In the ninth century, Sipontum was for a time in the power of the Saracens; in 1042 the Normans made it the seat of one of their twelve counties. The latter won a decisive victory there over the Byzantine general Argyrus in 1052.

Michael of Zahumlje on 10 July 926 sacked Siponto, which was a Byzantine town in Apulia.[1] It remains unknown if he did this by Tomislav's supreme command as suggested by some historians[who?]. Apparently, Tomislav sent the Croatian navy under Michael's leadership to drive the Saracens from that part of southern Italy and free the city.[2]

The city produced one of the greatest medieval Jewish scholars, Rabbi Isaac ben Melchizedek, who composed one of the earliest commentaries on the Mishnah, a compendium of ancient Jewish oral law.[3]

Ecclesiastical historyEdit

Ancient bishopricEdit

According to legend, the Gospel was preached at Sipontum by Saint Peter and by Saint Mark; more trust, however, may be placed in the tradition of the martyrdom of the priest Saint Justin and his companions under Gallienus and Maximian about 255.

A bishopric of Sipontum (or Siponto) was established around 400 AD (or already in the third century according to others). The first bishop whose date may be fixed, was Felix, who was at Rome in 465.

In the time of bishop Laurence of Siponto, during the papacy of Gelasius I (492-496), took place on Monte Gargano the apparition of Saint Michael, in memory of which the famous Monastery of the Archangel was founded.[citation needed]

Other residential bishops were

  • Saint Bishop Lorenzo Maiorano (520? – death 7 February 545.
  • Saint Bishop Milone (? – ?)

About 688 it was suppressed, as Pope Vitalian was obliged to entrust to the then bishopric of Benevento, into which it merged, the pastoral care of Sipontum, which was almost abandoned.[4]

New (arch)bishopricEdit

The see was re-established in 1034 as Diocese of Siponto, recovering its territory from the meanwhile Metropolitan Archdiocese of Benevento.

Suffragan Bishops of Siponto were :

  • Buono (1049? – 1059?)
  • Gerardo (1066 – 1074)

Under bishop Saint Gerard(o) (1066–74) it became the non-Metropolitan Archdiocese of Siponto in 1074.[5]

Non-Metropolitan Archbishops of Siponto were :

  • Giovanni (? – ?)
  • Omobono (1087? – 1097?)

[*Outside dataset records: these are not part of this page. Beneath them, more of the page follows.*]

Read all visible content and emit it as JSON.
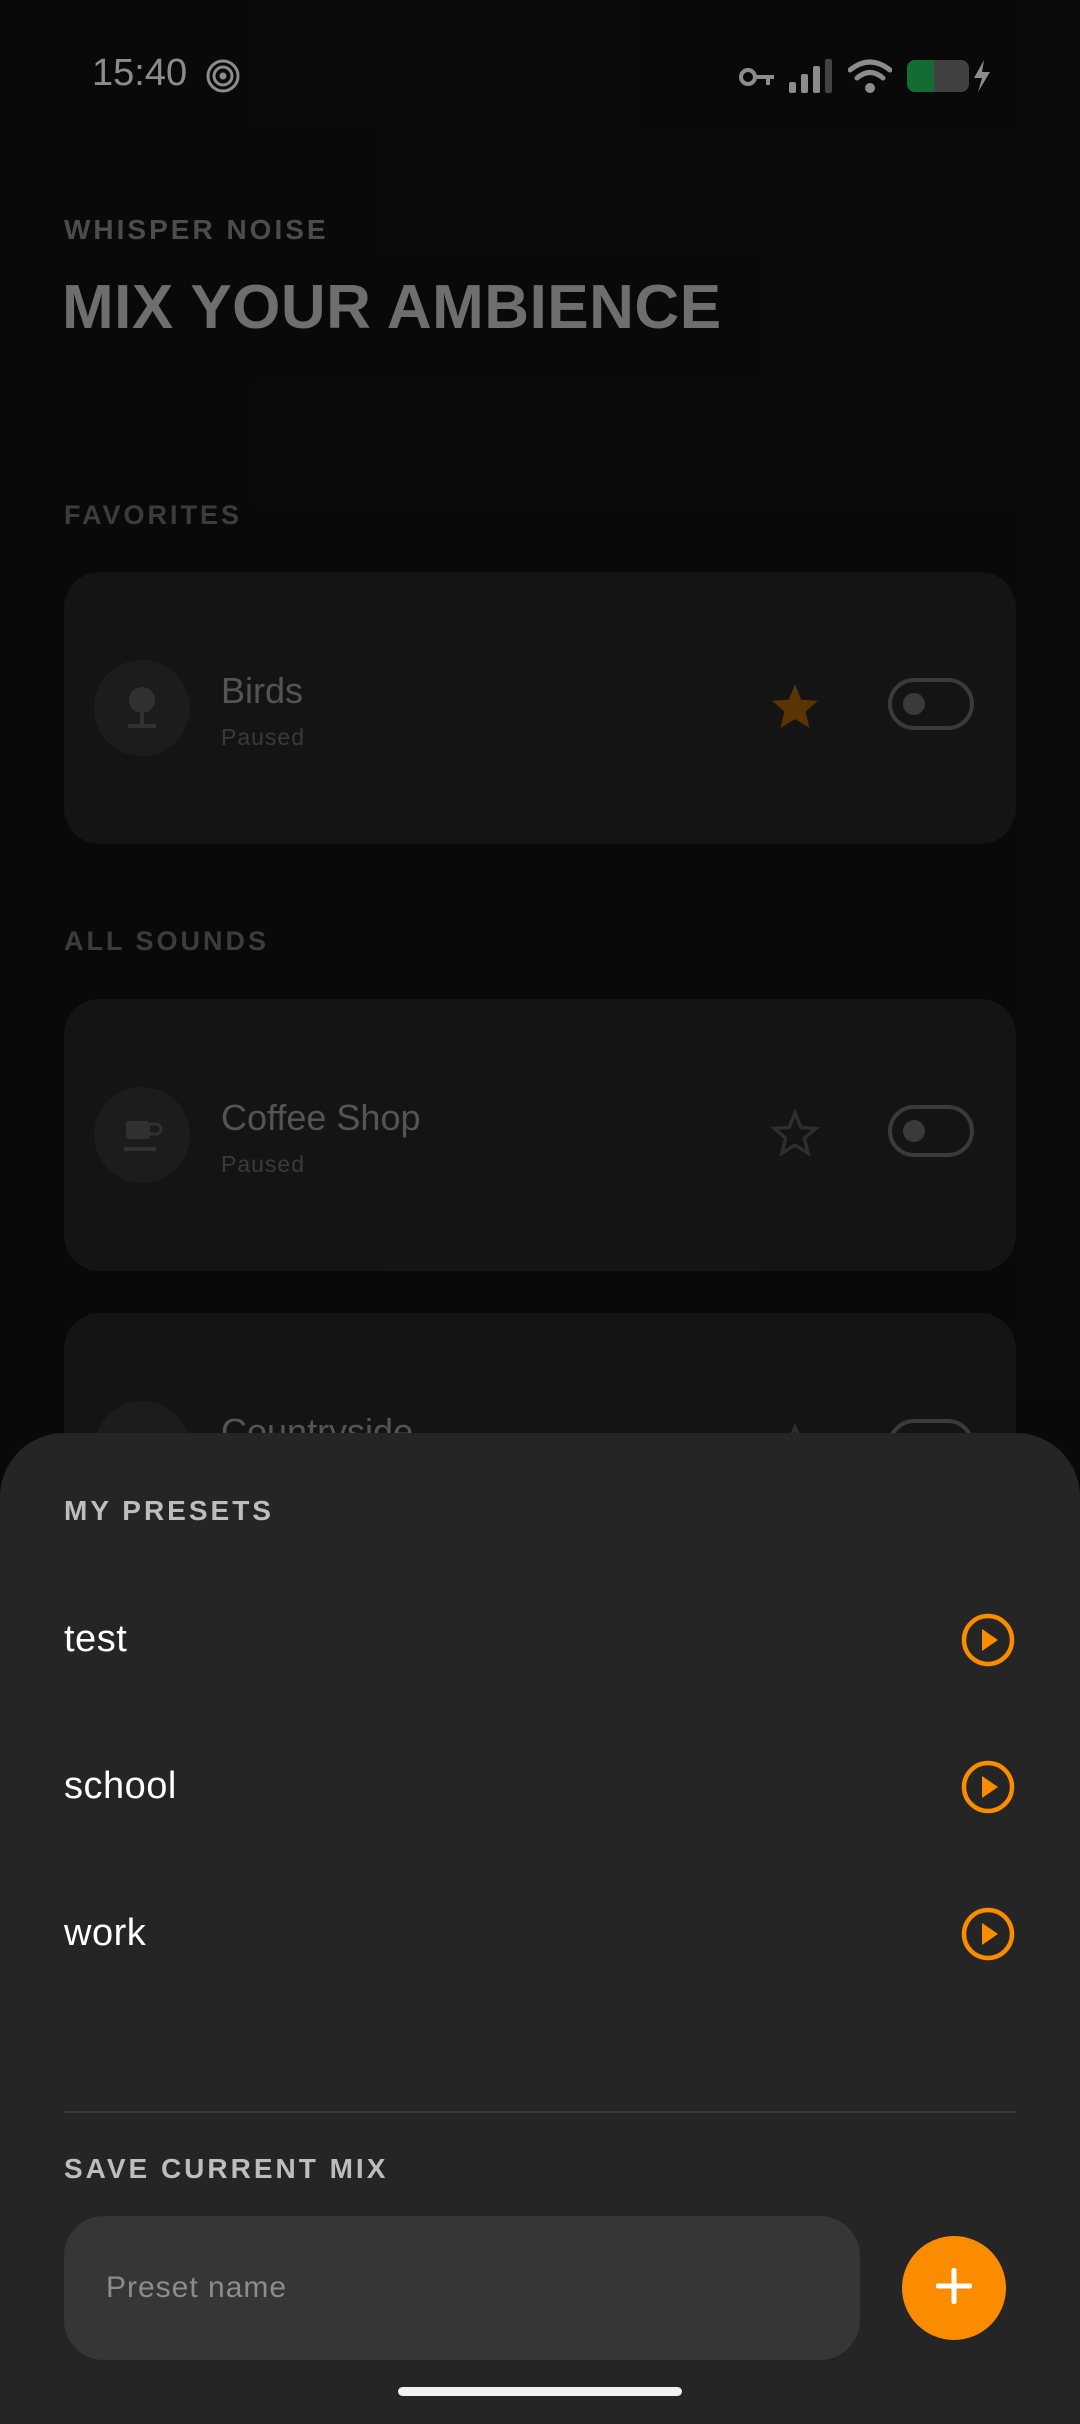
{
  "status_bar": {
    "time": "15:40",
    "icons": [
      "radar-icon",
      "vpn-key-icon",
      "signal-icon",
      "wifi-icon",
      "battery-charging-icon"
    ]
  },
  "header": {
    "app_name": "WHISPER NOISE",
    "title": "MIX YOUR AMBIENCE"
  },
  "favorites": {
    "label": "FAVORITES",
    "items": [
      {
        "name": "Birds",
        "status": "Paused",
        "icon": "tree-icon",
        "favorite": true,
        "enabled": false
      }
    ]
  },
  "all_sounds": {
    "label": "ALL SOUNDS",
    "items": [
      {
        "name": "Coffee Shop",
        "status": "Paused",
        "icon": "coffee-cup-icon",
        "favorite": false,
        "enabled": false
      },
      {
        "name": "Countryside",
        "status": "",
        "icon": "countryside-icon",
        "favorite": false,
        "enabled": false
      }
    ]
  },
  "presets_sheet": {
    "label": "MY PRESETS",
    "presets": [
      {
        "name": "test"
      },
      {
        "name": "school"
      },
      {
        "name": "work"
      }
    ],
    "save_label": "SAVE CURRENT MIX",
    "input_placeholder": "Preset name",
    "input_value": ""
  },
  "colors": {
    "accent": "#fb8c00",
    "sheet_bg": "#252525",
    "card_bg": "#262626"
  }
}
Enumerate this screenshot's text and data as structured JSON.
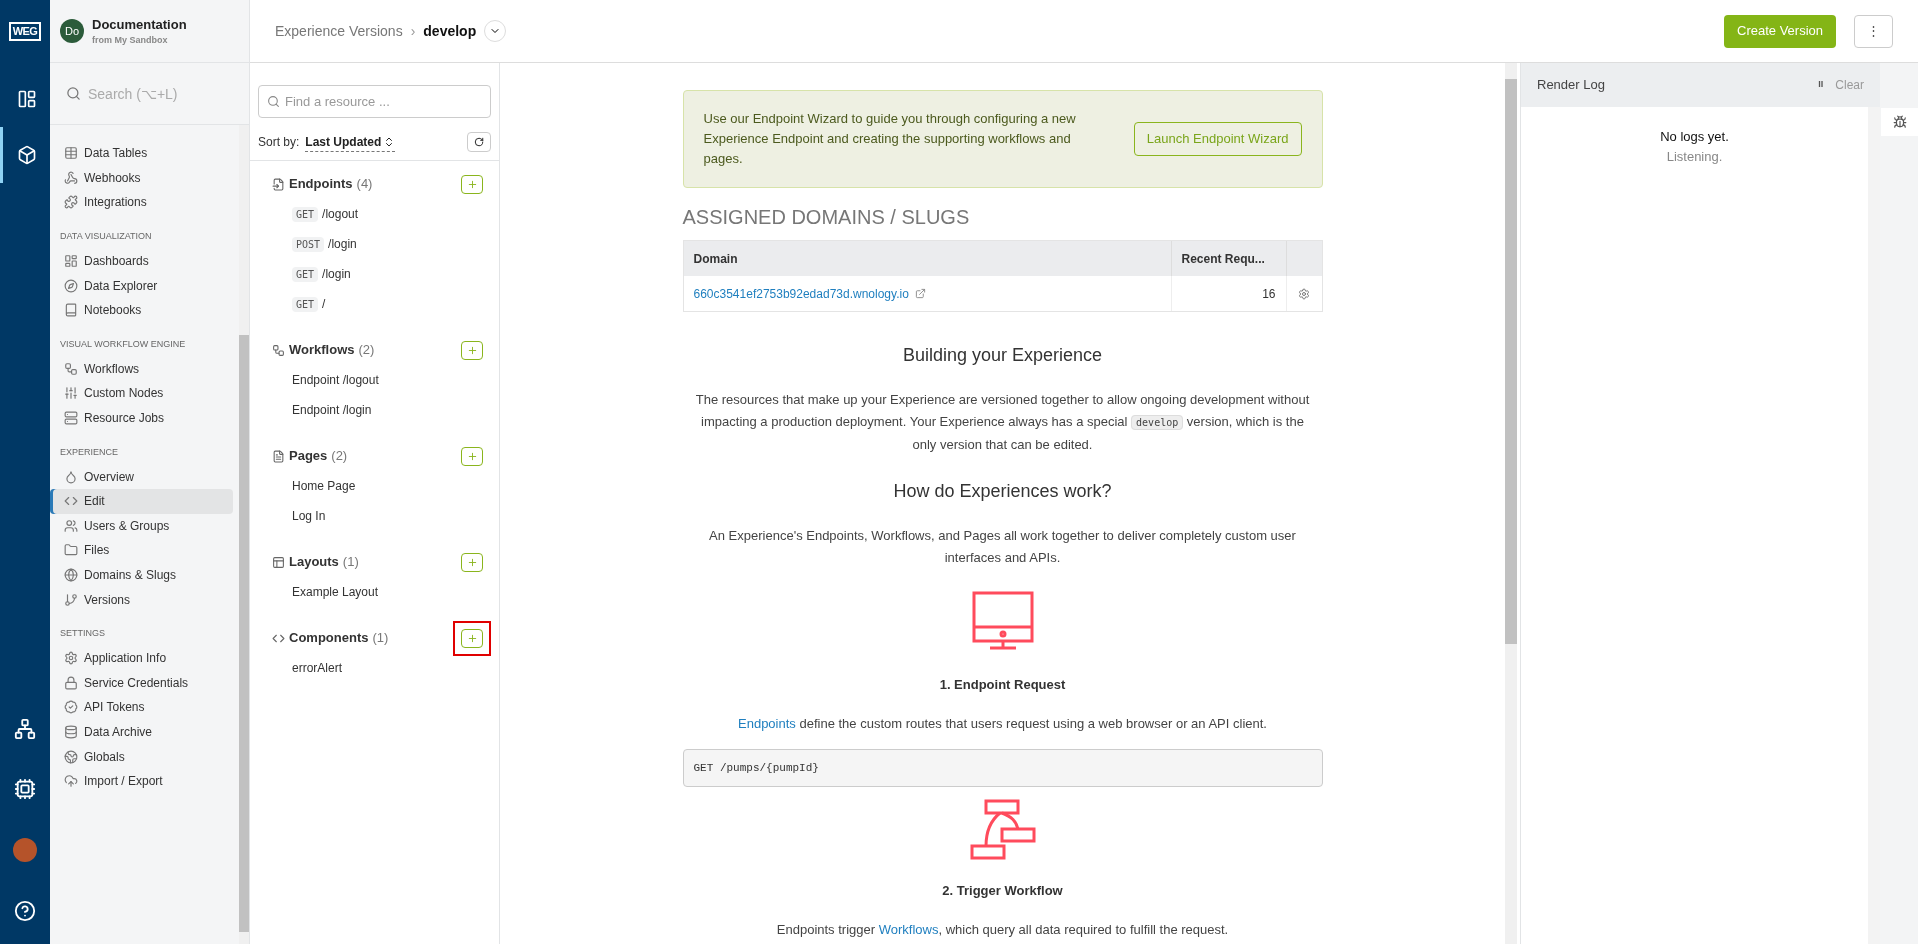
{
  "rail": {
    "logo": "WEG",
    "top": [
      {
        "kind": "dashboard",
        "selected": false
      },
      {
        "kind": "cube",
        "selected": true
      }
    ]
  },
  "app": {
    "avatar": "Do",
    "title": "Documentation",
    "subtitle": "from My Sandbox"
  },
  "search": {
    "placeholder": "Search (⌥+L)"
  },
  "sidebar": {
    "sections": [
      {
        "items": [
          {
            "label": "Data Tables",
            "selected": false
          },
          {
            "label": "Webhooks",
            "selected": false
          },
          {
            "label": "Integrations",
            "selected": false
          }
        ]
      },
      {
        "title": "DATA VISUALIZATION",
        "items": [
          {
            "label": "Dashboards",
            "selected": false
          },
          {
            "label": "Data Explorer",
            "selected": false
          },
          {
            "label": "Notebooks",
            "selected": false
          }
        ]
      },
      {
        "title": "VISUAL WORKFLOW ENGINE",
        "items": [
          {
            "label": "Workflows",
            "selected": false
          },
          {
            "label": "Custom Nodes",
            "selected": false
          },
          {
            "label": "Resource Jobs",
            "selected": false
          }
        ]
      },
      {
        "title": "EXPERIENCE",
        "items": [
          {
            "label": "Overview",
            "selected": false
          },
          {
            "label": "Edit",
            "selected": true
          },
          {
            "label": "Users & Groups",
            "selected": false
          },
          {
            "label": "Files",
            "selected": false
          },
          {
            "label": "Domains & Slugs",
            "selected": false
          },
          {
            "label": "Versions",
            "selected": false
          }
        ]
      },
      {
        "title": "SETTINGS",
        "items": [
          {
            "label": "Application Info",
            "selected": false
          },
          {
            "label": "Service Credentials",
            "selected": false
          },
          {
            "label": "API Tokens",
            "selected": false
          },
          {
            "label": "Data Archive",
            "selected": false
          },
          {
            "label": "Globals",
            "selected": false
          },
          {
            "label": "Import / Export",
            "selected": false
          }
        ]
      }
    ]
  },
  "breadcrumb": {
    "parent": "Experience Versions",
    "separator": "›",
    "current": "develop"
  },
  "toolbar": {
    "primary": "Create Version",
    "more": "⋮"
  },
  "resources": {
    "search_placeholder": "Find a resource ...",
    "sort_label": "Sort by:",
    "sort_value": "Last Updated",
    "sections": [
      {
        "title": "Endpoints",
        "count": "(4)",
        "highlighted": false,
        "items": [
          {
            "method": "GET",
            "label": "/logout"
          },
          {
            "method": "POST",
            "label": "/login"
          },
          {
            "method": "GET",
            "label": "/login"
          },
          {
            "method": "GET",
            "label": "/"
          }
        ]
      },
      {
        "title": "Workflows",
        "count": "(2)",
        "highlighted": false,
        "items": [
          {
            "label": "Endpoint /logout"
          },
          {
            "label": "Endpoint /login"
          }
        ]
      },
      {
        "title": "Pages",
        "count": "(2)",
        "highlighted": false,
        "items": [
          {
            "label": "Home Page"
          },
          {
            "label": "Log In"
          }
        ]
      },
      {
        "title": "Layouts",
        "count": "(1)",
        "highlighted": false,
        "items": [
          {
            "label": "Example Layout"
          }
        ]
      },
      {
        "title": "Components",
        "count": "(1)",
        "highlighted": true,
        "items": [
          {
            "label": "errorAlert"
          }
        ]
      }
    ]
  },
  "banner": {
    "text": "Use our Endpoint Wizard to guide you through configuring a new Experience Endpoint and creating the supporting workflows and pages.",
    "button": "Launch Endpoint Wizard"
  },
  "domains": {
    "heading": "ASSIGNED DOMAINS / SLUGS",
    "columns": [
      "Domain",
      "Recent Requ..."
    ],
    "rows": [
      {
        "domain": "660c3541ef2753b92edad73d.wnology.io",
        "requests": "16"
      }
    ]
  },
  "docs": [
    {
      "kind": "heading",
      "text": "Building your Experience"
    },
    {
      "kind": "paragraph",
      "parts": [
        {
          "kind": "text",
          "text": "The resources that make up your Experience are versioned together to allow ongoing development without impacting a production deployment. Your Experience always has a special "
        },
        {
          "kind": "code",
          "text": "develop"
        },
        {
          "kind": "text",
          "text": " version, which is the only version that can be edited."
        }
      ]
    },
    {
      "kind": "heading",
      "text": "How do Experiences work?"
    },
    {
      "kind": "paragraph",
      "parts": [
        {
          "kind": "text",
          "text": "An Experience's Endpoints, Workflows, and Pages all work together to deliver completely custom user interfaces and APIs."
        }
      ]
    },
    {
      "kind": "monitor"
    },
    {
      "kind": "step",
      "text": "1. Endpoint Request"
    },
    {
      "kind": "paragraph",
      "parts": [
        {
          "kind": "link",
          "text": "Endpoints"
        },
        {
          "kind": "text",
          "text": " define the custom routes that users request using a web browser or an API client."
        }
      ]
    },
    {
      "kind": "code",
      "text": "GET /pumps/{pumpId}"
    },
    {
      "kind": "workflow"
    },
    {
      "kind": "step",
      "text": "2. Trigger Workflow"
    },
    {
      "kind": "paragraph",
      "parts": [
        {
          "kind": "text",
          "text": "Endpoints trigger "
        },
        {
          "kind": "link",
          "text": "Workflows"
        },
        {
          "kind": "text",
          "text": ", which query all data required to fulfill the request."
        }
      ]
    }
  ],
  "render_log": {
    "title": "Render Log",
    "pause": "II",
    "clear": "Clear",
    "empty": "No logs yet.",
    "status": "Listening."
  }
}
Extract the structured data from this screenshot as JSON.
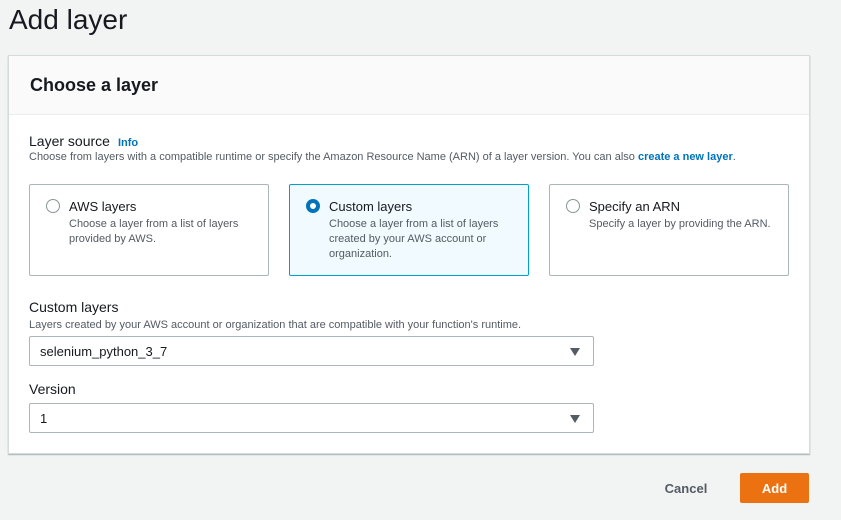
{
  "page": {
    "title": "Add layer"
  },
  "panel": {
    "title": "Choose a layer"
  },
  "layer_source": {
    "label": "Layer source",
    "info": "Info",
    "description": "Choose from layers with a compatible runtime or specify the Amazon Resource Name (ARN) of a layer version. You can also ",
    "link": "create a new layer",
    "description_end": ".",
    "options": [
      {
        "title": "AWS layers",
        "desc": "Choose a layer from a list of layers provided by AWS.",
        "selected": false
      },
      {
        "title": "Custom layers",
        "desc": "Choose a layer from a list of layers created by your AWS account or organization.",
        "selected": true
      },
      {
        "title": "Specify an ARN",
        "desc": "Specify a layer by providing the ARN.",
        "selected": false
      }
    ]
  },
  "custom_layers": {
    "label": "Custom layers",
    "description": "Layers created by your AWS account or organization that are compatible with your function's runtime.",
    "value": "selenium_python_3_7"
  },
  "version": {
    "label": "Version",
    "value": "1"
  },
  "actions": {
    "cancel": "Cancel",
    "add": "Add"
  },
  "colors": {
    "primary": "#ec7211",
    "link": "#0073bb",
    "selected_border": "#00a1c9",
    "selected_bg": "#f1faff"
  },
  "icons": {
    "dropdown": "caret-down-icon",
    "radio": "radio-icon"
  }
}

In 1090 it lost territory to establish the Diocese of Vieste.

In 1099 it was promoted as Metropolitan Archdiocese of Siponto

Metropolitan Archbishops of Siponto were :

  • Alberto, Benedictine Order (O.S.B.) (1097? – death 1116.01.12)
  • Gregorio, O.S.B. (1116 – 1117.09.21)
  • Leone (1118 – death 1130)
  • Sergio Freccia (1130? – 1140?)
  • Guglielmo (1140? – 1155?)
  • Sigifredo (1155 – death 1166)
  • Gerardo I (1173 – death 1175)
  • Gerardo II (1175 – 1179?)
  • Giovanni (1184 – death 1195)
  • Ugone (1195 – ?)
  • Alberto (1219? – ?)

The ancient cathedral remained still at Sipontum but, with the building of Manfredonia city by and named after King Manfred of Sicily, who decided to 'rebuild Siponto' in a new nearby location, the archiepiscopal see was transferred to the new town in 1230, under its new title Metropolitan Archdiocese of Manfredonia (viz.), yet still Sipontin(us) as Latin adjective.

See alsoEdit



  1. ^ Rački, Odlomci iz državnoga práva hrvatskoga za narodne dynastie:, p. 15
  2. ^ Omrčanin, Military history of Croatia:, p. 24
  3. ^ Benjamin of Tudela (1904). "The Itinerary of Benjamin of Tudela". The Jewish Quarterly Review. 16 (4): 724. JSTOR 1450908.
  4. ^ Benigni, U. (1910). "Archdiocese of Manfredonia". The Catholic Encyclopedia. New York City: Robert Appleton. Online version, New Advent.
  5. ^ Benigni, U. (1910). "Archdiocese of Manfredonia". The Catholic Encyclopedia. New York City: Robert Appleton. Online version, New Advent.


Sources and external linksEdit